Yes, this version of the U-17's boasted its fair share of impressive players and cohesive play--they pinged it about quickly and accurately and weren't afraid to shoot early and often with the side playing a decidedly more impressive brand of futbol under new head-man Cabrera than their predecessors did under Hackworth at this summer's U-17 World Cup. They probably should have netted more than the two that they did, but they were also fortunate not to surrender at least one with a few moments of lax play at the back. From a positional perspective, it was nice to see the fullbacks getting forward in attack and taking on defenders to get into good crossing positions, despite the crosses not being of any particular quality and the US aerial threat in the box being pretty lackluster.
All of that said, this was a friendly being played at the U-17's own stomping grounds in front of a modest crowd not packed into a stadium setting against a Russian side that only put things together in fits and starts, and I don't think too much of that had to do with the US defensive effort. Those major caveats aside, there were some standout performances.
- Stefan Jerome was my man of the match for the US. Not only did he take his goal well, but he was a constant danger up top, showing a deft touch, great pace, and a decent shot. He seemed to glide while on the ball and was getting around the big Russian defenders with ease. If he could just use his height to add an aerial dimension to his game, he'll really be one to watch.
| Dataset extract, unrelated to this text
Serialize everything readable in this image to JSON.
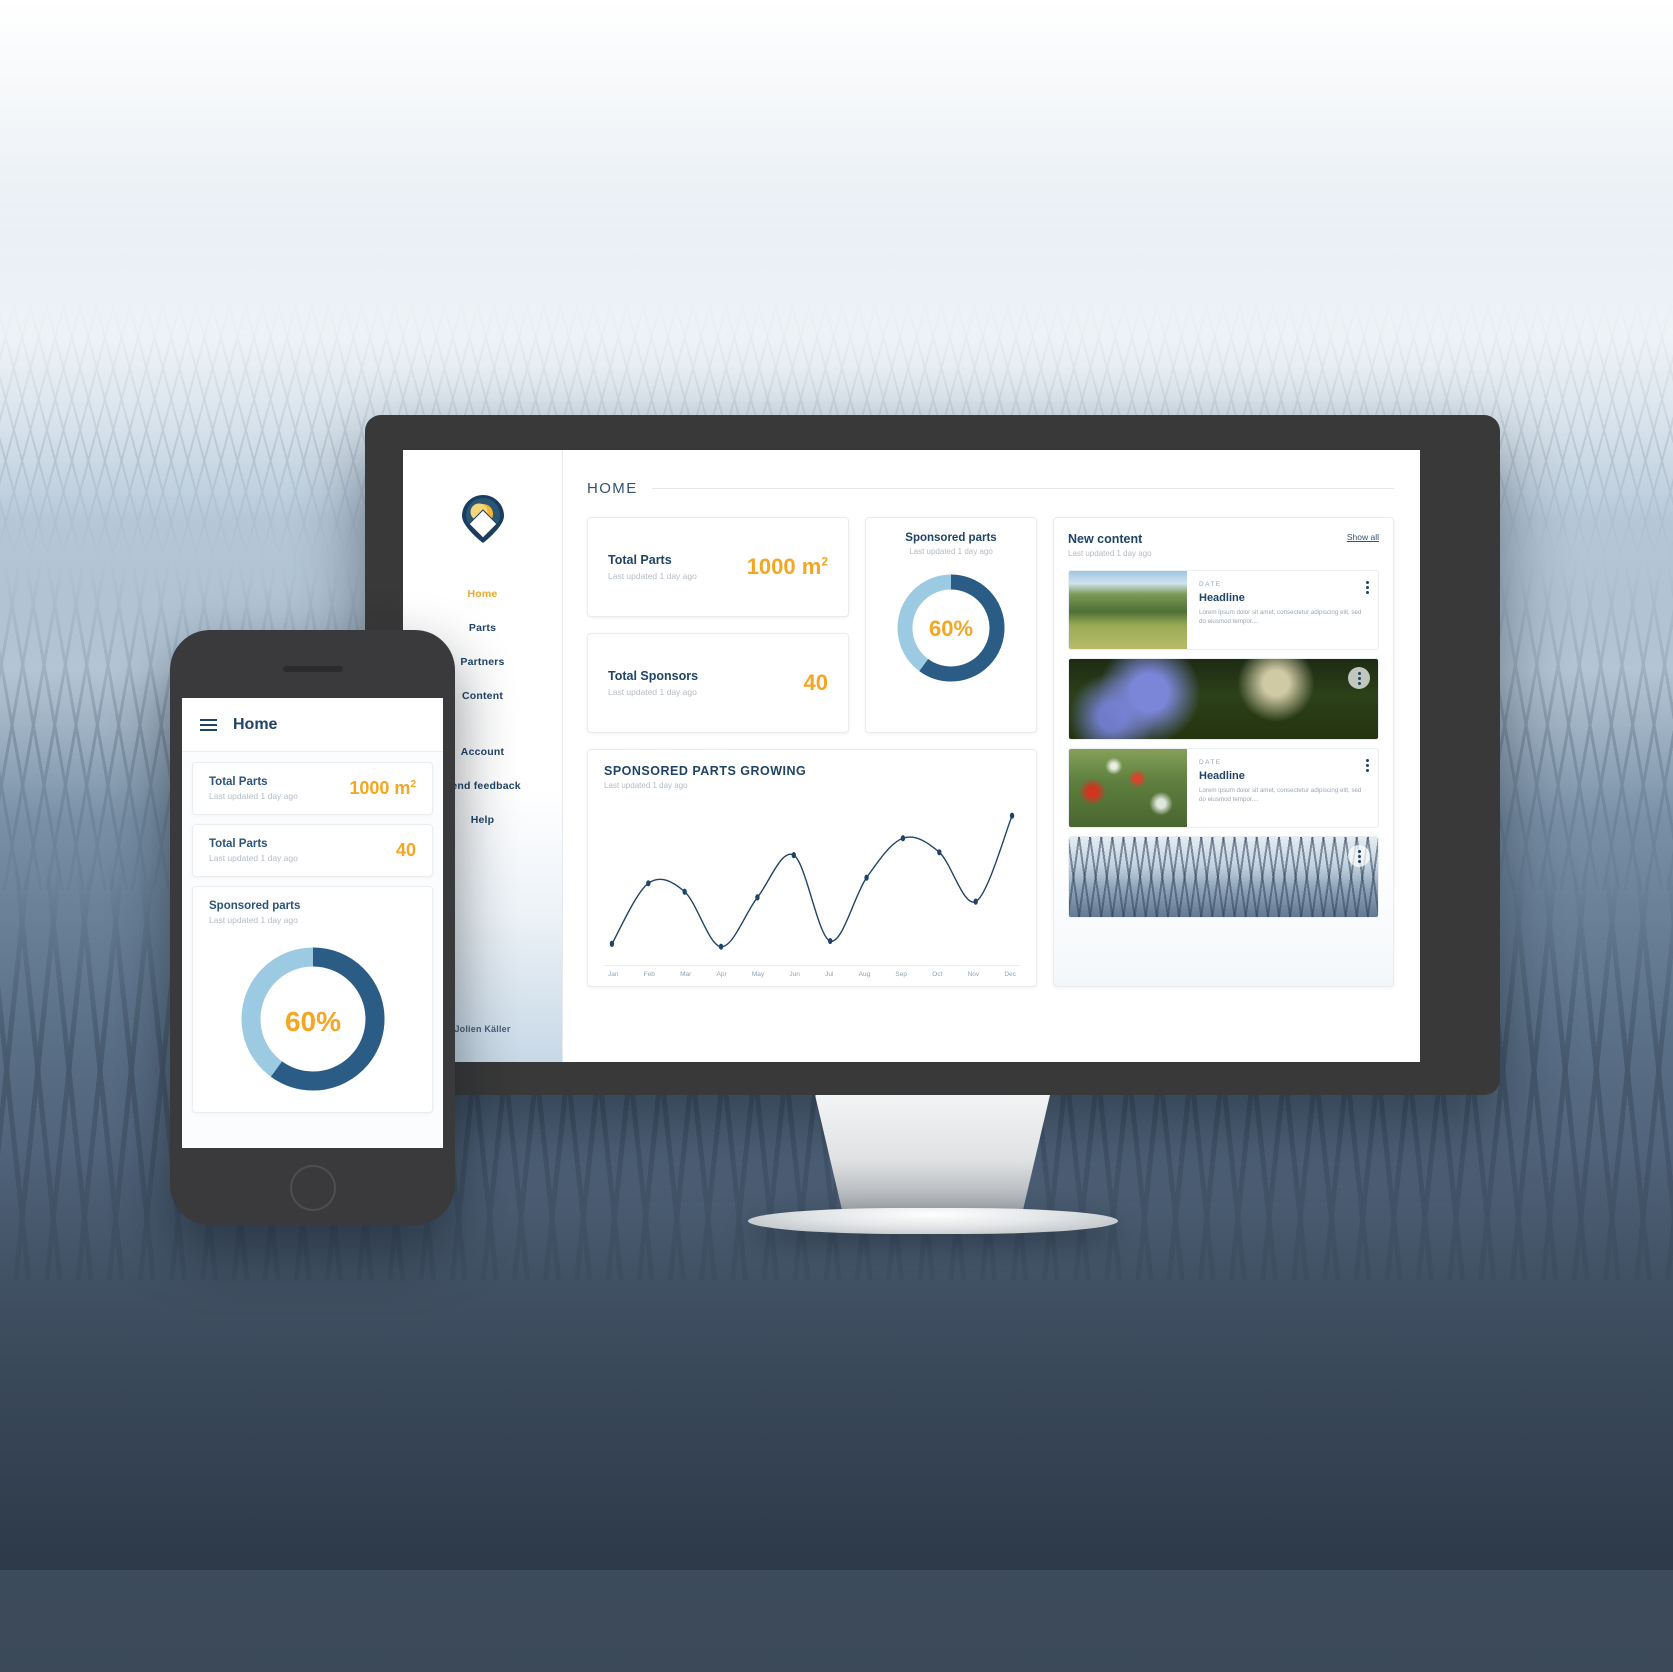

I'll be interested to see what he does against the Brazilian defense on Saturday, who might prove a little quicker than the Russians.
- Carlos Martinez was the other goal scorer for the US, cracking a shot over the keeper from the edge of the 18. Was I the only one who watched his hunched, Neanderthal-esque running style and immediately thought "Juan Toja"? The kid had some decent skill on the ball, showed he could play on both wings, and got back in defense as well.
- Jared Watts had a few questionable decisions at the back, but he is still young. What he did have in abundance were size, strength, good touch for a big man, and excellent distribution out of the back. Distribution out of central defense--wouldn't that be a refreshing change for the senior side?
- Marlon Duran played a linking role in front of the back four, breaking up attacks and then getting the ball quickly forward to the attackers. Big engine, good in tight spaces, and good decision-making and technique in the short passing game.
- Charles Renken showed well in fits and starts despite having to wade through the mounded piles of blowhard flattery and outrageous expectation heaped onto his slender, soon-to-be 14 year-old shoulders by the broadcast crew. He wasn't a world-beater, but he's got a good touch, can move with the ball, made smart decisions, and even belted one off the bar from distance, looking like he deserved that #10 on his back. Now, lets all back away quietly, turn out the lights on the hype machine and shut the closet door--no sense in letting expectation run loose to pillage and burn the mental villages of what promises to be a pretty decent talent.
- Joseph Gyau was an on again, off again choice for me. While he didn't have the biggest impact on the game, he showed in little bursts an ability to blow past whole swaths of the defense with pace and skill on the ball. Now, perhaps that reflects a little more on the glacial nature of the Russian defense, so I'll withhold judgement until I see what he can do against the speedier Brazilians.
- Tyler Polak is our mandatory fullback pick. Though he only got a half, the left back was up and down his wing with regularity and got into dangerous positions quite a few times, though he didn't really accomplish much from those positions.